March 10, 2021—Advertising campaigns have been overestimating vehicle’s capabilities since the 1960s, but with today’s technology, hyperbolic language has the power to be dangerous.
In the 1960s, Chrysler ran a campaign for its Imperial model, advertising it as “foot-less driving” said Daniel McGehee, director of the National Advanced Driving Simulator and associate professor of industrial and systems engineering at the University of Iowa. What is it foot-less driving, you’re wondering?
“Cruise control,” said McGehee. “In the mid 1960s, the Imperial was heavily marketed towards women, inferring you won’t run your stockings if you drive this car.”
Today’s vehicles equipped with advanced driver-assistance systems are not advertised as foot-less, but even more misleadingly as “driverless,” which implies that the occupant doesn’t have to, and perhaps shouldn’t, pay attention to how the vehicle is acting.
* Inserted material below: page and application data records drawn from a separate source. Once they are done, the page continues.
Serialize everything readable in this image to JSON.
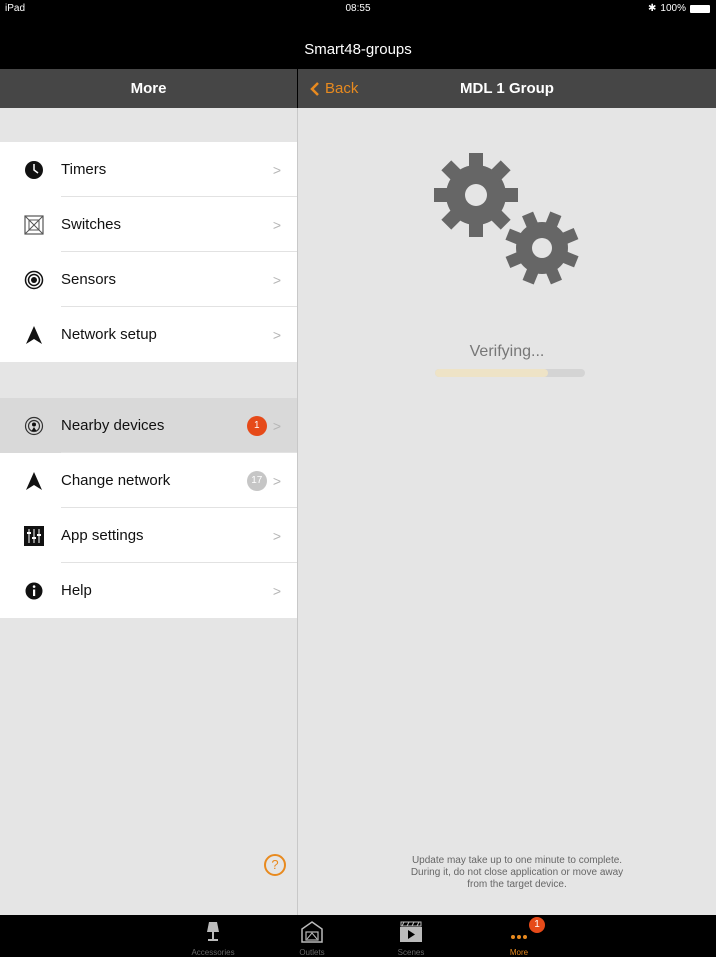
{
  "status_bar": {
    "device": "iPad",
    "time": "08:55",
    "battery": "100%"
  },
  "app_title": "Smart48-groups",
  "left_header": {
    "title": "More"
  },
  "right_header": {
    "back_label": "Back",
    "title": "MDL 1 Group"
  },
  "menu": {
    "group1": [
      {
        "label": "Timers",
        "icon": "clock-icon"
      },
      {
        "label": "Switches",
        "icon": "switch-icon"
      },
      {
        "label": "Sensors",
        "icon": "sensor-icon"
      },
      {
        "label": "Network setup",
        "icon": "network-icon"
      }
    ],
    "group2": [
      {
        "label": "Nearby devices",
        "icon": "nearby-icon",
        "badge": "1"
      },
      {
        "label": "Change network",
        "icon": "network-icon",
        "badge": "17"
      },
      {
        "label": "App settings",
        "icon": "settings-sliders-icon"
      },
      {
        "label": "Help",
        "icon": "info-icon"
      }
    ]
  },
  "help_icon_glyph": "?",
  "detail": {
    "status": "Verifying...",
    "progress": 0.75,
    "note_lines": [
      "Update may take up to one minute to complete.",
      "During it, do not close application or move away",
      "from the target device."
    ]
  },
  "tab_bar": {
    "tabs": [
      {
        "icon": "lamp-icon",
        "label": "Accessories"
      },
      {
        "icon": "scene-icon",
        "label": "Outlets"
      },
      {
        "icon": "scenes-icon",
        "label": "Scenes"
      },
      {
        "icon": "more-dots-icon",
        "label": "More",
        "badge": "1"
      }
    ]
  },
  "colors": {
    "accent": "#e88a1f",
    "badge": "#e64a19",
    "header": "#464646",
    "background": "#e5e5e5"
  }
}
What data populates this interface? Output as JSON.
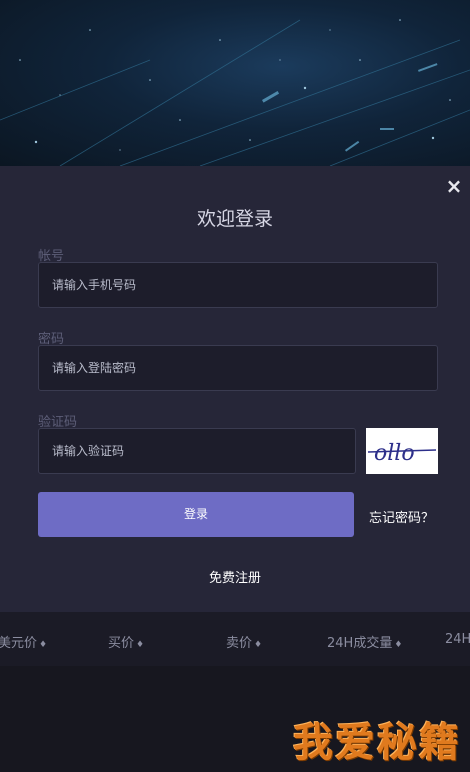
{
  "modal": {
    "title": "欢迎登录",
    "close_icon": "×",
    "account": {
      "label": "帐号",
      "placeholder": "请输入手机号码"
    },
    "password": {
      "label": "密码",
      "placeholder": "请输入登陆密码"
    },
    "captcha": {
      "label": "验证码",
      "placeholder": "请输入验证码",
      "image_text": "ollo"
    },
    "login_button": "登录",
    "forgot_password": "忘记密码？",
    "register": "免费注册"
  },
  "table_header": {
    "columns": [
      {
        "label": "美元价",
        "sort_icon": "♦"
      },
      {
        "label": "买价",
        "sort_icon": "♦"
      },
      {
        "label": "卖价",
        "sort_icon": "♦"
      },
      {
        "label": "24H成交量",
        "sort_icon": "♦"
      },
      {
        "label": "24H"
      }
    ]
  },
  "watermark": "我爱秘籍",
  "colors": {
    "modal_bg": "#262638",
    "input_bg": "#1d1d2b",
    "button_accent": "#6e6cc5",
    "watermark": "#e07a1e"
  }
}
McGehee said that couldn’t be further from the truth.
What’s in a name?
McGehee said ADAS features were not created to replace the driver, but rather to enhance the driver’s abilities by “looking over the driver’s shoulder.”
Ad campaigns that show highly intelligent ADAS features as “self-driving” and “driverless” are not only inaccurate but could lead to potentially dangerous assumptions being made. “ADAS means the car is looking over your shoulder,” said McGehee, “It’s not automation, it is not controlling the vehicle independent of the driver.”
Liza Dixon, a PhD candidate at Bosch studying human-machine interaction in automated driving, coined the term “autonowashing” to refer to the phenomena of “making something appear to be more autonomous than it really is,” which she said could have catastrophic consequences.